In an article posted on BizBash, Nicky Balestrieri, cofounder of experiential design agency The Gathery, had this to say about event technology that lacks purpose: “Interpersonal exchange is at the core of experience and event design, and if technology doesn’t enhance that one end, it has no place in the design.”
Conference panels often get scrutinized—rightfully so—for their lack of diversity, particularly when they feature all men. There should be no more “manels” in 2019.
Earlier this year, Bizzabo’s Gender Diversity & Inclusion Report revealed a depressing statistic: Of the more than 60,000 presenters at events all over the world over the past five years, just 31 percent were female.

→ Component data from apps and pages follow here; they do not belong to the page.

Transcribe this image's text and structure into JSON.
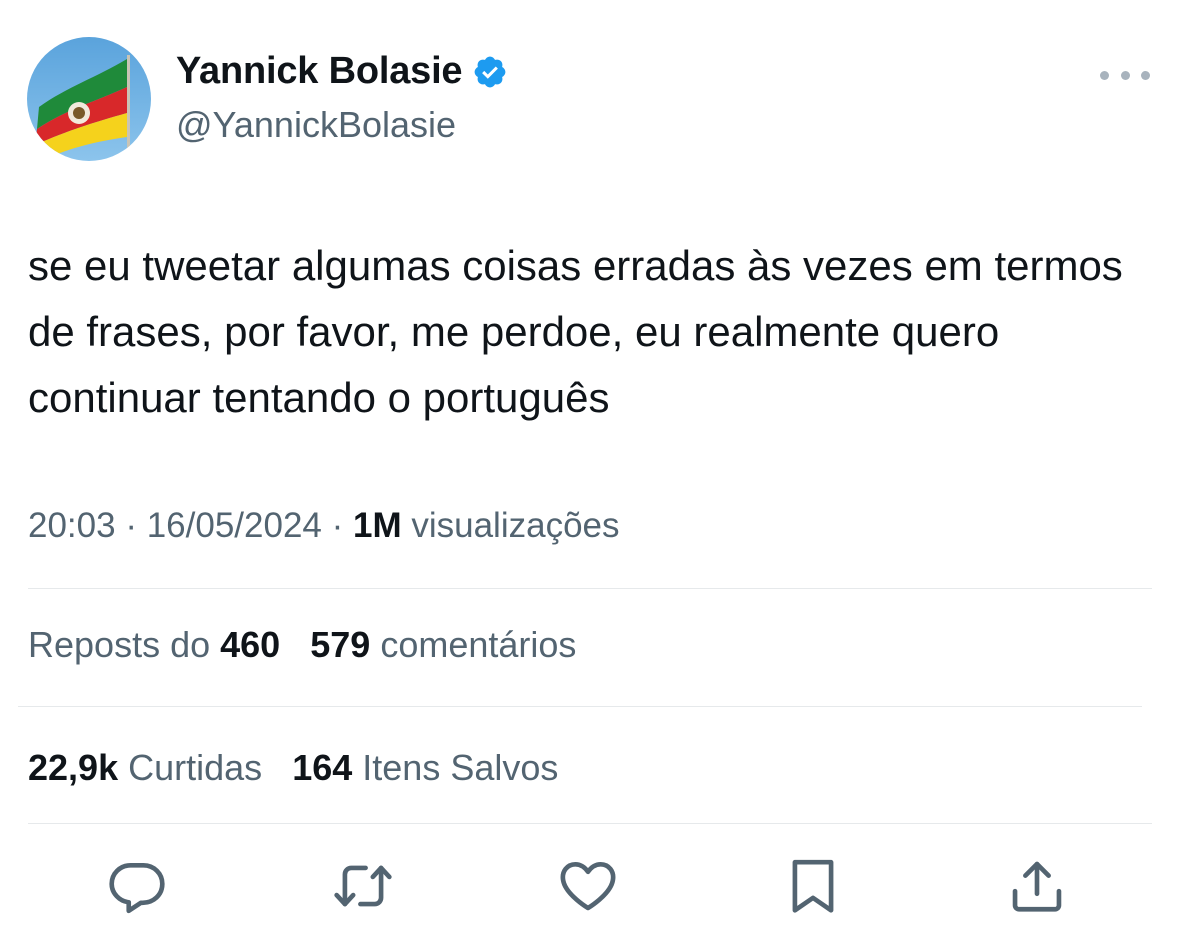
{
  "author": {
    "name": "Yannick Bolasie",
    "handle": "@YannickBolasie",
    "verified": true,
    "verified_color": "#1d9bf0"
  },
  "tweet": {
    "text": "se eu tweetar algumas coisas erradas às vezes em termos de frases, por favor, me perdoe, eu realmente quero continuar tentando o português",
    "time": "20:03",
    "separator1": " · ",
    "date": "16/05/2024",
    "separator2": " · ",
    "views_count": "1M",
    "views_label": "visualizações"
  },
  "stats": {
    "reposts_label": "Reposts do",
    "reposts_count": "460",
    "comments_count": "579",
    "comments_label": "comentários",
    "likes_count": "22,9k",
    "likes_label": "Curtidas",
    "saves_count": "164",
    "saves_label": "Itens Salvos"
  },
  "actions": {
    "reply_icon": "comment-icon",
    "repost_icon": "repost-icon",
    "like_icon": "heart-icon",
    "bookmark_icon": "bookmark-icon",
    "share_icon": "share-icon"
  },
  "colors": {
    "text_primary": "#0f1419",
    "text_secondary": "#536471",
    "icon": "#536471",
    "divider": "#e6e9eb"
  }
}
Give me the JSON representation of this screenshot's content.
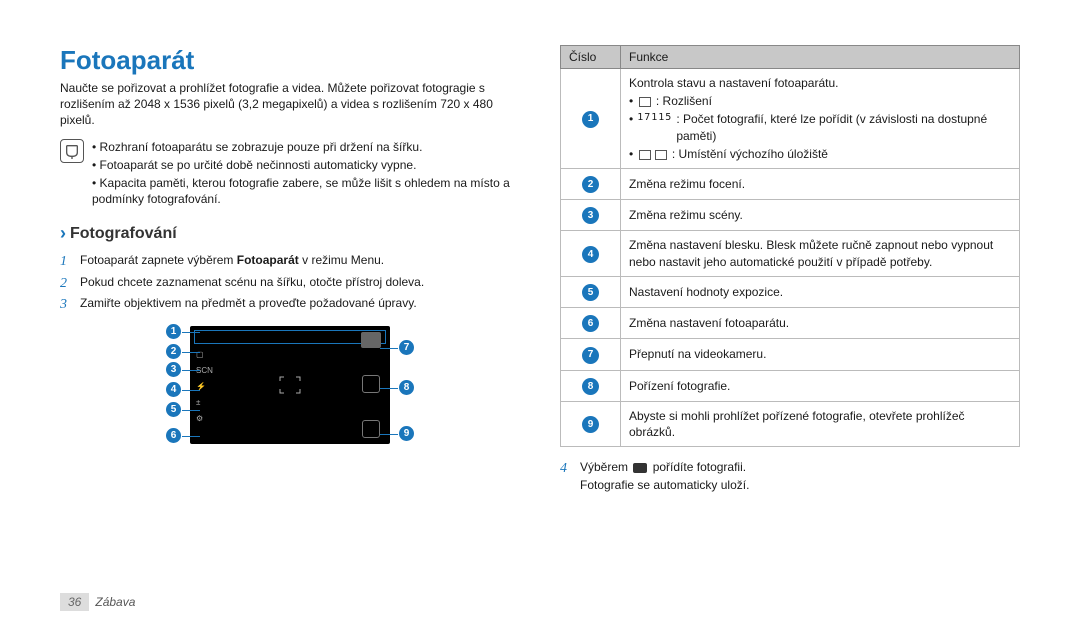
{
  "page": {
    "number": "36",
    "section": "Zábava"
  },
  "heading": "Fotoaparát",
  "intro": "Naučte se pořizovat a prohlížet fotografie a videa. Můžete pořizovat fotogragie s rozlišením až 2048 x 1536 pixelů (3,2 megapixelů) a videa s rozlišením 720 x 480 pixelů.",
  "notes": [
    "Rozhraní fotoaparátu se zobrazuje pouze při držení na šířku.",
    "Fotoaparát se po určité době nečinnosti automaticky vypne.",
    "Kapacita paměti, kterou fotografie zabere, se může lišit s ohledem na místo a podmínky fotografování."
  ],
  "sub_heading": "Fotografování",
  "steps": [
    {
      "num": "1",
      "text_before": "Fotoaparát zapnete výběrem ",
      "bold": "Fotoaparát",
      "text_after": " v režimu Menu."
    },
    {
      "num": "2",
      "text_before": "Pokud chcete zaznamenat scénu na šířku, otočte přístroj doleva.",
      "bold": "",
      "text_after": ""
    },
    {
      "num": "3",
      "text_before": "Zamiřte objektivem na předmět a proveďte požadované úpravy.",
      "bold": "",
      "text_after": ""
    }
  ],
  "table": {
    "head_a": "Číslo",
    "head_b": "Funkce",
    "rows": [
      {
        "n": "1",
        "desc": "Kontrola stavu a nastavení fotoaparátu.",
        "bullets": [
          {
            "icon": true,
            "text": " : Rozlišení"
          },
          {
            "icon": false,
            "prefix_icon": true,
            "text": " : Počet fotografií, které lze pořídit (v závislosti na dostupné paměti)"
          },
          {
            "icon": true,
            "text": " : Umístění výchozího úložiště"
          }
        ]
      },
      {
        "n": "2",
        "desc": "Změna režimu focení."
      },
      {
        "n": "3",
        "desc": "Změna režimu scény."
      },
      {
        "n": "4",
        "desc": "Změna nastavení blesku. Blesk můžete ručně zapnout nebo vypnout nebo nastavit jeho automatické použití v případě potřeby."
      },
      {
        "n": "5",
        "desc": "Nastavení hodnoty expozice."
      },
      {
        "n": "6",
        "desc": "Změna nastavení fotoaparátu."
      },
      {
        "n": "7",
        "desc": "Přepnutí na videokameru."
      },
      {
        "n": "8",
        "desc": "Pořízení fotografie."
      },
      {
        "n": "9",
        "desc": "Abyste si mohli prohlížet pořízené fotografie, otevřete prohlížeč obrázků."
      }
    ]
  },
  "step4": {
    "num": "4",
    "before": "Výběrem ",
    "after": " pořídíte fotografii.",
    "line2": "Fotografie se automaticky uloží."
  },
  "prefix_num_icon_text": "17115"
}
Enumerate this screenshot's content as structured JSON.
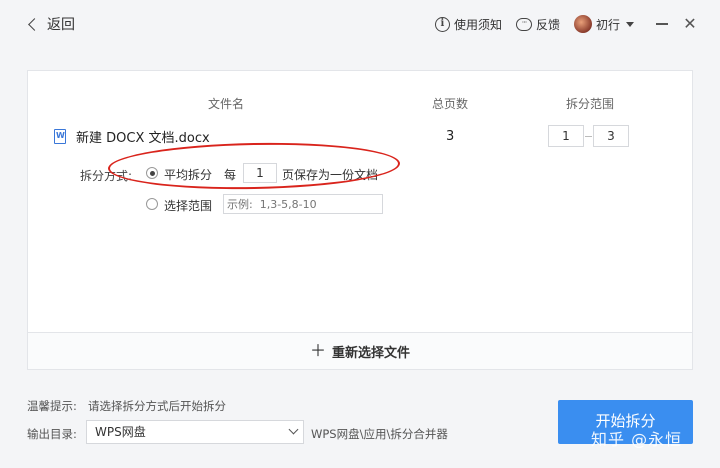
{
  "titlebar": {
    "back_label": "返回",
    "notice_label": "使用须知",
    "feedback_label": "反馈",
    "user_name": "初行"
  },
  "table": {
    "col_filename": "文件名",
    "col_pages": "总页数",
    "col_range": "拆分范围",
    "file": {
      "name": "新建 DOCX 文档.docx",
      "pages": "3",
      "range_from": "1",
      "range_to": "3"
    }
  },
  "split": {
    "mode_label": "拆分方式:",
    "option_even": "平均拆分",
    "option_even_selected": true,
    "every_label": "每",
    "every_value": "1",
    "save_suffix": "页保存为一份文档",
    "option_range": "选择范围",
    "range_placeholder": "示例:  1,3-5,8-10"
  },
  "reselect_label": "重新选择文件",
  "footer": {
    "tip_label": "温馨提示:",
    "tip_text": "请选择拆分方式后开始拆分",
    "output_label": "输出目录:",
    "output_value": "WPS网盘",
    "output_path": "WPS网盘\\应用\\拆分合并器",
    "start_label": "开始拆分",
    "watermark": "知乎 @永恒"
  },
  "colors": {
    "primary": "#3a8ef0",
    "annotation_red": "#d9241c",
    "doc_icon_blue": "#3a77d8"
  },
  "icons": {
    "back": "chevron-left-icon",
    "notice": "info-circle-icon",
    "feedback": "chat-bubble-icon",
    "user": "avatar",
    "minimize": "minimize-icon",
    "close": "close-icon",
    "file": "word-doc-icon",
    "add": "plus-icon"
  }
}
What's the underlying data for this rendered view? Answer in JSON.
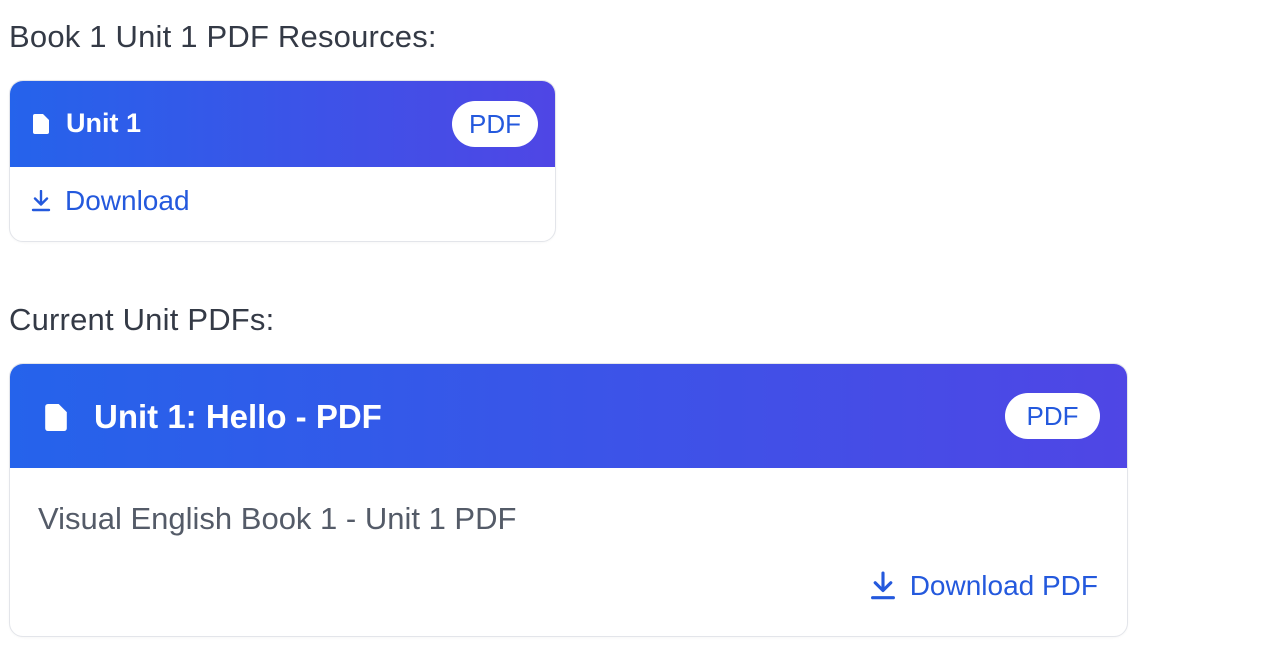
{
  "sections": [
    {
      "title": "Book 1 Unit 1 PDF Resources:",
      "card": {
        "header_title": "Unit 1",
        "badge": "PDF",
        "download_label": "Download"
      }
    },
    {
      "title": "Current Unit PDFs:",
      "card": {
        "header_title": "Unit 1: Hello - PDF",
        "badge": "PDF",
        "description": "Visual English Book 1 - Unit 1 PDF",
        "download_label": "Download PDF"
      }
    }
  ],
  "icons": {
    "file": "file-icon",
    "download": "download-icon"
  },
  "colors": {
    "header_gradient_start": "#2563eb",
    "header_gradient_end": "#4f46e5",
    "link": "#2459dd",
    "heading_text": "#343a46",
    "body_text": "#545b68"
  }
}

In March, an applied history conference at Stanford University featured 30 panelists who were all white male historians. At RSA Conference, a major cybersecurity event in April, 19 of the 20 keynote speakers were men. Both conferences faced heavy criticism, and organizers of RSA went on to develop a new diversity and inclusion initiative.
Point is, representation matters, and the panelists at your conferences need to provide diverse conversation with multiple viewpoints to your attendees. If they don’t, you’re doing your organization and your attendees a disservice.
Think about your annual meeting for a minute: It probably includes several blocks of education sessions, hours of networking time, events every night, and very little time for attendees to relax. And while you may have the best intentions in designing your meeting this way, you could be running your attendees ragged.
In 2019, it’s time to put more emphasis on your attendees’ well-being. In a blog post earlier this year, I shared a few ideas for associations to consider. One was building downtime into the agenda to let attendees catch up with personal business, speak to family and friends, explore the host city, or work out. Another was providing them a place to escape to while in the conference venue—whether a quiet room or relaxation lounge.
Doing this may make them more attentive during sessions, meetings, and networking events—a win-win for associations and attendees.
What other conference elements or practices do you want to see left behind in 2018? Please share in the comments.
(Liia Galimzianova/iStock/Getty Images Plus)